— Midweek Meditations:
thoughts, inspiration and encouragement
from ACF community members —
Does anyone remember the story of Don Giuseppe Berardelli? Supposedly, he got infected with Covid-19 early on, and the infection took a bad turn with the 72-year old priest from Casnigo near Bergamo. Supposedly, Don Guiseppe died after giving the respiratory unit that might have saved his life to a younger patient. Supposedly, the respiratory unit had been sponsored by his church community.
Of the above, this much can be ascertained: Don Guiseppe got infected. And he died. Which obviously does not make a good martyr story.
Likewise, there are numerous stories now about Ukrainian priests. Some of them loaded their stuff and their families into their cars and hightailed it out of there. Some stayed behind. We don’t hear a lot about some of them, because they are behind Russian lines now. I hope they are alive.
By March 22nd 2020, almost 50 priests had already died of Covid-19 in Italy alone. Is this because most priests, and notably catholic priests, are elderly white males, the group that was most likely to succumb to Covid-19? However, by sheer percentage figures, this number exceeded by far the mortality rate that was to be expected. From what we know, many of these priests got infected visiting members of their church communities who had fallen sick. To comfort them. To pray with them.
Maybe they shouldn’t have. They might still be alive and able to tend to their congregations. Maybe they did not realise the mortal danger they put themselves in, or they underestimated the risk they were running. Heroism is relative.
I’d like to think that they, like the Ukrainian priests, simply hung on and did what they believed in. What they were reasonably good at. What they believed was their task, and their responsibility – not just their duty. I hope most of them survived, and will survive.
Don Guiseppe was of course irreplacable as an individual – I would reckon that there are not that many priests in Italy today who still ride around their parish, Don Camillo-style, on an old, red Moto Guzzi Galletto. Which he did, supposedly. Small wonder, really, that sentimental and heroic stories congregate around such an eccentric and apparently beloved figure. Stories that their congregations, and many others, want to believe, because they are encouraging, enabling, empowering. In a way, priests like Don Guiseppe and the brave Ukrainians give us room to breathe.
The ACF Midweek Meditations

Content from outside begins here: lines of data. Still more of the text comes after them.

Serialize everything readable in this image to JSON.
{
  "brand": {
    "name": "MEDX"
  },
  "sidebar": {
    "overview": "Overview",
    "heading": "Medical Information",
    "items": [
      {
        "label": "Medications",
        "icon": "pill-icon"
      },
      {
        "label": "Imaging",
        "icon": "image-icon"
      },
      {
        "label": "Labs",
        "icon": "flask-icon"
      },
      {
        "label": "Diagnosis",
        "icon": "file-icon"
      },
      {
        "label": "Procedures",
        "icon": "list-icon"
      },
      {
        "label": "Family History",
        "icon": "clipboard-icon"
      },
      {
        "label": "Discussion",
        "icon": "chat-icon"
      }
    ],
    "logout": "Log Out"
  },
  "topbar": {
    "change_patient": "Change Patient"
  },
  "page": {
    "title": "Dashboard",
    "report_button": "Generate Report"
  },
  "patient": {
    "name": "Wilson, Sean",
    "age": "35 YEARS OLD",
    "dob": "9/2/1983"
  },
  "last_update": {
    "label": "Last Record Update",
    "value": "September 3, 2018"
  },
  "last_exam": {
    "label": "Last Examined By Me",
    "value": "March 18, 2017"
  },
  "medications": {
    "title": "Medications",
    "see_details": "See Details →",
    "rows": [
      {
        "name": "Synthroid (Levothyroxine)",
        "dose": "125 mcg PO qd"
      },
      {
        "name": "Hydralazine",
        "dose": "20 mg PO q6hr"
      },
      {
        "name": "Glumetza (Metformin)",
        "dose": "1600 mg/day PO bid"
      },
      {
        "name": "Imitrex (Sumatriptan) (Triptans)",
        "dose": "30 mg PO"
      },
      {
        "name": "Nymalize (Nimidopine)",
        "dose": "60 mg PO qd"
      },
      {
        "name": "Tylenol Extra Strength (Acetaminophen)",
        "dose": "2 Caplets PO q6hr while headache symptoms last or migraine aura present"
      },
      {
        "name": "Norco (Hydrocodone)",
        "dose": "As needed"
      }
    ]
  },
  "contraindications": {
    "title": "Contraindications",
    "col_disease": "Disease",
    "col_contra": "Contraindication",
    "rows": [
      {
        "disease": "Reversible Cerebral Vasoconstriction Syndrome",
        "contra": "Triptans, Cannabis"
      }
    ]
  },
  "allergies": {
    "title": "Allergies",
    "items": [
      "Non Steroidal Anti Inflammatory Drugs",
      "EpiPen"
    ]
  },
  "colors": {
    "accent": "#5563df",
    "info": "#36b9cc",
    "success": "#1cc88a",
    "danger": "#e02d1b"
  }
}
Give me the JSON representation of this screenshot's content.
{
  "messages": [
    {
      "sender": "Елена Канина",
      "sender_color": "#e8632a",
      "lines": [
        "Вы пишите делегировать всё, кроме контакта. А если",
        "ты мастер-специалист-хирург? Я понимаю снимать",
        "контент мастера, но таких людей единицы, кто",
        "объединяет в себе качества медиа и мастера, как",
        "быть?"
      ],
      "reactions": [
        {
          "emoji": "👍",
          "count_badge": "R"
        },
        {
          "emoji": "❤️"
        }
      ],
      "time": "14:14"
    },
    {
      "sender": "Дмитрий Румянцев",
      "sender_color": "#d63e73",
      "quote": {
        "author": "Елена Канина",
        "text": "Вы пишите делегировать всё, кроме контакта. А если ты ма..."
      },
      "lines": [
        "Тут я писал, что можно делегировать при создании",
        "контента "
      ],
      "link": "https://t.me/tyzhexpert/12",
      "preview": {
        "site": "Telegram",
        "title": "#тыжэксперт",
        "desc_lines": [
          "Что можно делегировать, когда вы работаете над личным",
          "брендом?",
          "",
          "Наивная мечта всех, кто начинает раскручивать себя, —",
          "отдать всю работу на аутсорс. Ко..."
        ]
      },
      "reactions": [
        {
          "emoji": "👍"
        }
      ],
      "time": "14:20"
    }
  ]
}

are written by a diverse group of our church members with the intention to seek God’s fingerprints in our lives. They range from somber to humorous and are inspired by all facets of live and faith. Written by ordinary people from all walks of life, they reflect a wide range of Christian backgrounds and spiritualities.
Each week’s text portrays the individual viewpoint of its author. They might not always resonate with everyone, and are not meant to be understood as representing the Anglican Church Freiburg as a whole. Yet, as a church that is aiming to ‘Build a Community of Grace’ we seek to practice learning from and listening to one another.
We pray that these humble ponderings add a small spark of blessing to your week.